## Your goal:
Go line by line through the entries and show those that hold the string "https".

··········

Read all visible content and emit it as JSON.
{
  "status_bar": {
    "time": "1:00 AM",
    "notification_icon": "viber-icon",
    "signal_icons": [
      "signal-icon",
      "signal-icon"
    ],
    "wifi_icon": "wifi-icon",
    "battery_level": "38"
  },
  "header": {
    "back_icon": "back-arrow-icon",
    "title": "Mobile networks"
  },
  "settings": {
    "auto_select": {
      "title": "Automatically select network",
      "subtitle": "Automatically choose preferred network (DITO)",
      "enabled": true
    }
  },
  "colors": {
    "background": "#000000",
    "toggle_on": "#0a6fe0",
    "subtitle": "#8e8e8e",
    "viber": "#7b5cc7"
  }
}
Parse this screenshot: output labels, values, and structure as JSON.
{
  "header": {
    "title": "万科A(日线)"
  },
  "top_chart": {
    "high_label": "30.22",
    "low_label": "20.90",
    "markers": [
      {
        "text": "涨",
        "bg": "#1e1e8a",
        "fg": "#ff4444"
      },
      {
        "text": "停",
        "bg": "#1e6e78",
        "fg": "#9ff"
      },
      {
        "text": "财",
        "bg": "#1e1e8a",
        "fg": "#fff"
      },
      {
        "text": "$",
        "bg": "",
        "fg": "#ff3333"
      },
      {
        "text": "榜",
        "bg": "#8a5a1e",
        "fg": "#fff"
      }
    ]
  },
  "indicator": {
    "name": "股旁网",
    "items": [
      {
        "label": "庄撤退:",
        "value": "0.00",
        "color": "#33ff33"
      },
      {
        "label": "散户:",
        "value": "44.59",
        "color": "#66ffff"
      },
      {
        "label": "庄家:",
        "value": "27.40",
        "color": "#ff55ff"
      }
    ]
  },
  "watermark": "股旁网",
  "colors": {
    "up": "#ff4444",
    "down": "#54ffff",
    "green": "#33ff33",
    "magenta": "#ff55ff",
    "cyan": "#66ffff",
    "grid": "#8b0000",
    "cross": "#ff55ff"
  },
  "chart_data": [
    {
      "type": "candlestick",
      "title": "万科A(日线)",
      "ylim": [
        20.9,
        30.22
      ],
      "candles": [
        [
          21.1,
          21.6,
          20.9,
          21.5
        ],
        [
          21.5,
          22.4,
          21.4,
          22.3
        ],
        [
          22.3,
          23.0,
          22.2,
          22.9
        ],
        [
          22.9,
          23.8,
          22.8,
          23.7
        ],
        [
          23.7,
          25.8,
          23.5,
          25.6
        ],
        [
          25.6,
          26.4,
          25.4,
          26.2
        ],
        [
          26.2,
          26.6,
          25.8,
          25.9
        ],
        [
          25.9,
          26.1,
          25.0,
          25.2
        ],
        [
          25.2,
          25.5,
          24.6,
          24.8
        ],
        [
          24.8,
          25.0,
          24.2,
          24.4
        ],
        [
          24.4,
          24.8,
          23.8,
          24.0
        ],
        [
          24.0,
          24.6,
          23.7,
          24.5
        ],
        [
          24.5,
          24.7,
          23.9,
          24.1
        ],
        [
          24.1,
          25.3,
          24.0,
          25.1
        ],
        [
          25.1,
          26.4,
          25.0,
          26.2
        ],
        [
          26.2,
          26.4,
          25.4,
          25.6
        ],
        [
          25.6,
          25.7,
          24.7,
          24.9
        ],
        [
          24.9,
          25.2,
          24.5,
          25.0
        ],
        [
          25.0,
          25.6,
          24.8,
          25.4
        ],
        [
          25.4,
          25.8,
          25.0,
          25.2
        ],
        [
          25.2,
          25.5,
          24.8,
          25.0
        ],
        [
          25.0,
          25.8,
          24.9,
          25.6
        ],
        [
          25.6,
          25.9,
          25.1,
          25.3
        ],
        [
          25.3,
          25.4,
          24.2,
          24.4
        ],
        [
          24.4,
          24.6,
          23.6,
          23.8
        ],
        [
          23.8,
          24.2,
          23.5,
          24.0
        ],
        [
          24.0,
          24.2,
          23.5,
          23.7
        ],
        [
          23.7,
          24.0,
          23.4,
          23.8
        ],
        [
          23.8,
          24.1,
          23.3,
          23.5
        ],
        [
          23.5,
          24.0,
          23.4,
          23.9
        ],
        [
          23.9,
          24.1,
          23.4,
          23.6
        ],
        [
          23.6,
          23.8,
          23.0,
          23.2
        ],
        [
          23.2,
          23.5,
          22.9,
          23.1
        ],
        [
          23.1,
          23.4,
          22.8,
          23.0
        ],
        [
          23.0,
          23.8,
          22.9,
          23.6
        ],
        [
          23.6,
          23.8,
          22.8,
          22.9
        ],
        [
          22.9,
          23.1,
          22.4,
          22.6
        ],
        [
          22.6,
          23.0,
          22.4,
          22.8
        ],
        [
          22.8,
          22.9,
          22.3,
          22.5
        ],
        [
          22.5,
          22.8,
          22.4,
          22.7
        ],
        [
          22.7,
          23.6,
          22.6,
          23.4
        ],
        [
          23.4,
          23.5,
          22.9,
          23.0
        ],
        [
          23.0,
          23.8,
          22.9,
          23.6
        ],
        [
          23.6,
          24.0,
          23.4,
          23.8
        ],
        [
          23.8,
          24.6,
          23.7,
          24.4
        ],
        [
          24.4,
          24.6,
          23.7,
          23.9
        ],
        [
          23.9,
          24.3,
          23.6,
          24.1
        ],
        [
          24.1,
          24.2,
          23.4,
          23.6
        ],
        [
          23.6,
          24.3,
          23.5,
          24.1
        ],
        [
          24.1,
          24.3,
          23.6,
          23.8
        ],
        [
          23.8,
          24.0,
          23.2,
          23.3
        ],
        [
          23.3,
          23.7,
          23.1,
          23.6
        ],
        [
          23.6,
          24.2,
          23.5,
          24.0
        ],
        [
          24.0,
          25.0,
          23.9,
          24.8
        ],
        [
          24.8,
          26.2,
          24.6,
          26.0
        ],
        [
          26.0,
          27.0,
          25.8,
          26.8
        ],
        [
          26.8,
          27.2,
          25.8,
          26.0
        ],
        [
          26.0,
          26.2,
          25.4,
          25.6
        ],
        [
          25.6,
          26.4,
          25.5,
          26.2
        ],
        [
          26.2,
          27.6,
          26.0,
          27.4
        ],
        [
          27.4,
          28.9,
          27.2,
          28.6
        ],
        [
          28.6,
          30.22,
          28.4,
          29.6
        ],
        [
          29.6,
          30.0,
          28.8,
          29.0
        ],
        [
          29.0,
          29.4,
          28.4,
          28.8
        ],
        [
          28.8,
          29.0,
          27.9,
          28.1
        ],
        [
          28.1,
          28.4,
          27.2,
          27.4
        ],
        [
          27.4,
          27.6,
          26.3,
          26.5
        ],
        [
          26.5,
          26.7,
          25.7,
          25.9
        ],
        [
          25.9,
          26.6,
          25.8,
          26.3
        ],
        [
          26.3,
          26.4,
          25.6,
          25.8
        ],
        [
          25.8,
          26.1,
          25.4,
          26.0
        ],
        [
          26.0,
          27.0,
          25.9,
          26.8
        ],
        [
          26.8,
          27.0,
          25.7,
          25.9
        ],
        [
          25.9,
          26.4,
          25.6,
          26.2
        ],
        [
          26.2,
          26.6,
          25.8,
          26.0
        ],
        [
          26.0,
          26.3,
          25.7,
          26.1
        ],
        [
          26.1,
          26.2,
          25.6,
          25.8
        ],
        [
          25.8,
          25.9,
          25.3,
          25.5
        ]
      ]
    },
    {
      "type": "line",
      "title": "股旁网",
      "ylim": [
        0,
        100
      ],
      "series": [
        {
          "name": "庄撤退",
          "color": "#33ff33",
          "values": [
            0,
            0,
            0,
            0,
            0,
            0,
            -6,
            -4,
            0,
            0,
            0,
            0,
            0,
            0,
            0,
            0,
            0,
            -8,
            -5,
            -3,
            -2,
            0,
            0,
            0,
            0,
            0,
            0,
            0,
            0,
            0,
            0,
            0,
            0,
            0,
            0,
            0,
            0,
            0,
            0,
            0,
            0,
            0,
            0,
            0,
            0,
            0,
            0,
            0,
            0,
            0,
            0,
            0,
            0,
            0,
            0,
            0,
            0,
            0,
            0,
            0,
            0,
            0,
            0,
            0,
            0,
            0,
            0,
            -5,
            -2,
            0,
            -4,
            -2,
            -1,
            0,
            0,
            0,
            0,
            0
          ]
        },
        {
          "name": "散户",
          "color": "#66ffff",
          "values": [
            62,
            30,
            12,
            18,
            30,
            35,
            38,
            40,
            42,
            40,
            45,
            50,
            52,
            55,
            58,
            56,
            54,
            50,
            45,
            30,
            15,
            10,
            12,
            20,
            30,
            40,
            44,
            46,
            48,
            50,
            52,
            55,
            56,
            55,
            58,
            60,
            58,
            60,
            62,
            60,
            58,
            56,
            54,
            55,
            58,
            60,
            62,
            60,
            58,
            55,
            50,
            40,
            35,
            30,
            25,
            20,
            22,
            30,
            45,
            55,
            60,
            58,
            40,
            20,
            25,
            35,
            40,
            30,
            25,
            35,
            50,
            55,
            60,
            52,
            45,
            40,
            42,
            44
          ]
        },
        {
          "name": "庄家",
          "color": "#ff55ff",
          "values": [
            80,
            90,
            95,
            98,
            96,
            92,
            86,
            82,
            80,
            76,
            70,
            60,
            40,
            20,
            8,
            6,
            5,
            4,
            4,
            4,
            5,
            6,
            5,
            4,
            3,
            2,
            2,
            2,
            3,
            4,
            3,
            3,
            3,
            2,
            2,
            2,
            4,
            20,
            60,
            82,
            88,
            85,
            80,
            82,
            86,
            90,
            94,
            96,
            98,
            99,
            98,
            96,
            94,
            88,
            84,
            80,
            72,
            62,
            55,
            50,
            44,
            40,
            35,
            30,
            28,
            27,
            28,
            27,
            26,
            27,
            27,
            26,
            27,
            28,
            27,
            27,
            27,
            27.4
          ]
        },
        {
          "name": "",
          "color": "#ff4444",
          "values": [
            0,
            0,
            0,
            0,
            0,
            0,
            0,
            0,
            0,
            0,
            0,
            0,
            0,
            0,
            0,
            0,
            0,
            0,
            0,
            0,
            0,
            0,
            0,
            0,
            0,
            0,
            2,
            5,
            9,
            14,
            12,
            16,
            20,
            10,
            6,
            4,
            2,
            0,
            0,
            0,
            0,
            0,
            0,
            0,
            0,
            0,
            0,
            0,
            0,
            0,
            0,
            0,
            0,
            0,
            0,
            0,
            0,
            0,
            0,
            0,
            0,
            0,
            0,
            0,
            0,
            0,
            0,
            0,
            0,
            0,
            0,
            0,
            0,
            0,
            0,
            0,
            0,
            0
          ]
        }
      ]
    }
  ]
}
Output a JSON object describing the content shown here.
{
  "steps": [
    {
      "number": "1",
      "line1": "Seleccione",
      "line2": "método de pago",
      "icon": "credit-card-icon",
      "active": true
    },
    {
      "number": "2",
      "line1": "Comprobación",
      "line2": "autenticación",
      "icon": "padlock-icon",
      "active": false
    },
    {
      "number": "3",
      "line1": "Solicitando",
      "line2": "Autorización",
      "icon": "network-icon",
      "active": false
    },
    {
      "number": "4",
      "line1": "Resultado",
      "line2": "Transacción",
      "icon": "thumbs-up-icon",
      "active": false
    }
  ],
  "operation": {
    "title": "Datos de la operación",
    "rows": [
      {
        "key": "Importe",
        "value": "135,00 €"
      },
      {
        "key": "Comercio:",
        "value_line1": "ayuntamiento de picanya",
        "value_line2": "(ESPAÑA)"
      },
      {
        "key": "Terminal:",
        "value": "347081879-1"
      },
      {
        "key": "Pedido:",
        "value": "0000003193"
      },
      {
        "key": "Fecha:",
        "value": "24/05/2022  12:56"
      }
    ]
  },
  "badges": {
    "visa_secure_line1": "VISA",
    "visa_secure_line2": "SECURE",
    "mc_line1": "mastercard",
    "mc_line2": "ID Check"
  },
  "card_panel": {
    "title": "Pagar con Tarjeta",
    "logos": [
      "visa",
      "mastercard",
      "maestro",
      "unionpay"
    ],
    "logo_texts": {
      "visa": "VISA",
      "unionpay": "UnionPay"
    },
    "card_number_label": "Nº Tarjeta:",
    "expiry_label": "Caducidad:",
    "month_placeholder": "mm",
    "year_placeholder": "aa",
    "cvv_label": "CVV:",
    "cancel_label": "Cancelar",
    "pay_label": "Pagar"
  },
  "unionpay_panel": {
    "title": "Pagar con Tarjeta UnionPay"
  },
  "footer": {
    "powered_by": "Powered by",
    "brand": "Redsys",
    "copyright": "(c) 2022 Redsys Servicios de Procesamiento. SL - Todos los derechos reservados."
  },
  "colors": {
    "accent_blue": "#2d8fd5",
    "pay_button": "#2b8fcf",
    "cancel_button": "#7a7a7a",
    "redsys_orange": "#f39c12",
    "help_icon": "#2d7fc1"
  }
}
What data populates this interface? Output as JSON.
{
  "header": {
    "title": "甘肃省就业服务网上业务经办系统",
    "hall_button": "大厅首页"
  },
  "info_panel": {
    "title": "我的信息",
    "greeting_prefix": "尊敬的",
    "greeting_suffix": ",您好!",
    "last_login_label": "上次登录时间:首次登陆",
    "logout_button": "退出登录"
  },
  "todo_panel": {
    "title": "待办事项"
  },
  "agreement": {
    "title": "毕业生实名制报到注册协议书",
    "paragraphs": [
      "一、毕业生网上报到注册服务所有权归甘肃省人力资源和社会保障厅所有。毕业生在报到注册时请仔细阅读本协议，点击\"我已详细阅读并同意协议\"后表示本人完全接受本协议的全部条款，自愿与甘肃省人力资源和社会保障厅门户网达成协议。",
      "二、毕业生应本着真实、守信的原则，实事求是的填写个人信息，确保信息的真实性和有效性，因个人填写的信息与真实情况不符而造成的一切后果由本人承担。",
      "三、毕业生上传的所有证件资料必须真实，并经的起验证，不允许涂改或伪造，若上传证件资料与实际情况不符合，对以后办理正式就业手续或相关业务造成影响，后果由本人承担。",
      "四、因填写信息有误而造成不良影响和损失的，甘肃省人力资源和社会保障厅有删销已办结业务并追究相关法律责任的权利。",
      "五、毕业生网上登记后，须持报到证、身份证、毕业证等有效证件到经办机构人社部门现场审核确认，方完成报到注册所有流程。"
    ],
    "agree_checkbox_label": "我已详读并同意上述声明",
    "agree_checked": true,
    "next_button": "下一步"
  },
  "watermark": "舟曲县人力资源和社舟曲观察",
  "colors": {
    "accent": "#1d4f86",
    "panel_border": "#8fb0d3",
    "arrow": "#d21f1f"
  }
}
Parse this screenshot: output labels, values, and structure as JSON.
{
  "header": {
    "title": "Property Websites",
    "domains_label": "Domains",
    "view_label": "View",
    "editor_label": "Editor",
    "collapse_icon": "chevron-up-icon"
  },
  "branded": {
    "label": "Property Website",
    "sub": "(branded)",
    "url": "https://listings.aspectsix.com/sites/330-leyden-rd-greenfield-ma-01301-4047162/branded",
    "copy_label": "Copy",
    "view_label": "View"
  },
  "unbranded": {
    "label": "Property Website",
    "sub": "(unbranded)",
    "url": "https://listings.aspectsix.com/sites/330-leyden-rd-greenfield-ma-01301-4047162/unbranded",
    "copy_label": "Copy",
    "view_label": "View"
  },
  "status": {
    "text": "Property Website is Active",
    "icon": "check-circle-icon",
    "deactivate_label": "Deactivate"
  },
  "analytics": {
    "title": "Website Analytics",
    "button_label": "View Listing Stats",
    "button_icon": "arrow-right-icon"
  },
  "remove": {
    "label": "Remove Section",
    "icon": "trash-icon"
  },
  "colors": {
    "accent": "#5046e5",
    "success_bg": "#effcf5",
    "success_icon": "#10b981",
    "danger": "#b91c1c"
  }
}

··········

## Task solution:
    "url": "https://listings.aspectsix.com/sites/330-leyden-rd-greenfield-ma-01301-4047162/branded",
    "url": "https://listings.aspectsix.com/sites/330-leyden-rd-greenfield-ma-01301-4047162/unbranded",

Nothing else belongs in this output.